The meeting was organized by the PLO's Culture and Media department and included Executive Committee member Hanan Ashrawi as a panelist.
The rival Hamas and Fatah officials disagreed on the success of reconciliation efforts, with al-Ahmad claiming that reconciliation had come "very close" and Dweik stating that "no tangible breakthrough" had been made.
Both officials tried to undermine the achievements of their rival faction, with Dweik claiming Fatah had begun as as armed resistance faction but was now coordinating on security with Israel.
The Hamas official lauded the resistance achievements of the Islamist group, noting the group's ability to launch rockets at Tel Aviv in fighting last November.

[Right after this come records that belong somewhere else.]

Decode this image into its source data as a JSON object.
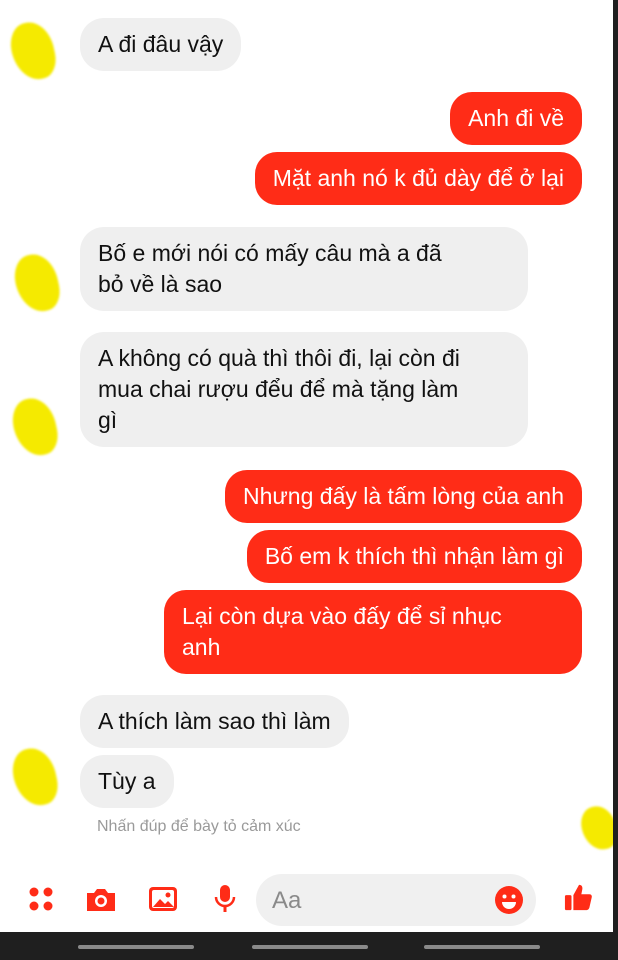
{
  "messages": [
    {
      "from": "them",
      "text": "A đi đâu vậy"
    },
    {
      "from": "me",
      "text": "Anh đi về"
    },
    {
      "from": "me",
      "text": "Mặt anh nó k đủ dày để ở lại"
    },
    {
      "from": "them",
      "text": "Bố e mới nói có mấy câu mà a đã\nbỏ về là sao"
    },
    {
      "from": "them",
      "text": "A không có quà thì thôi đi, lại còn đi\nmua chai rượu đểu để mà tặng làm\ngì"
    },
    {
      "from": "me",
      "text": "Nhưng đấy là tấm lòng của anh"
    },
    {
      "from": "me",
      "text": "Bố em k thích thì nhận làm gì"
    },
    {
      "from": "me",
      "text": "Lại còn dựa vào đấy để sỉ nhục\nanh"
    },
    {
      "from": "them",
      "text": "A thích làm sao thì làm"
    },
    {
      "from": "them",
      "text": "Tùy a"
    }
  ],
  "reaction_hint": "Nhấn đúp để bày tỏ cảm xúc",
  "composer": {
    "placeholder": "Aa",
    "icons": [
      "apps-icon",
      "camera-icon",
      "gallery-icon",
      "microphone-icon",
      "emoji-icon",
      "thumbs-up-icon"
    ]
  },
  "colors": {
    "sent_bubble": "#ff2c17",
    "received_bubble": "#efefef",
    "accent": "#ff2c17",
    "avatar_blur": "#f5ea00"
  }
}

At that point Hamas officials withdrew from the meeting.
In the aftermath, Fatah spokesman Ahmad Assaf said that "Dweik has offended the Palestinian people, their history, their martyrs and their security services while trying to justify the coup and the killings in the Gaza Strip."
Ashrawi, who was sitting between both officials, said she was surprised by Dweik's comments.
"The panelists have not criticized Islamist leaders, neither has the panel focused on religion, and for that reason we were deeply surprised when religion was introduced during the panel," she said.
Hamas' Change and Reform bloc in turn responded by criticizing al-Ahmad's comments about Dweik, saying they "reflect a state of immorality which went far beyond political rivalry and boosting the occupation's support."
Hamas-affiliated lawmaker Marwan Abu Ras called for Fatah to replace al-Ahmad as their PLC speaker, claiming that the official was trying to deepen the state of disagreement between factions and maintain internal rivalries.
"His positions are harmful for Palestinian society and rather in line with the Zionist and American plots against resistance and against freedoms in the West Bank," he added.
Palestinian officials said recently that reconciliation meetings in Cairo had fallen short of expectations, with some questioning whether either faction had the will to end the political division.
A deal was signed in May 2011 to reunite the West Bank and Gaza, but political factions have repeatedly failed to reach an agreement concerning its practical implementation.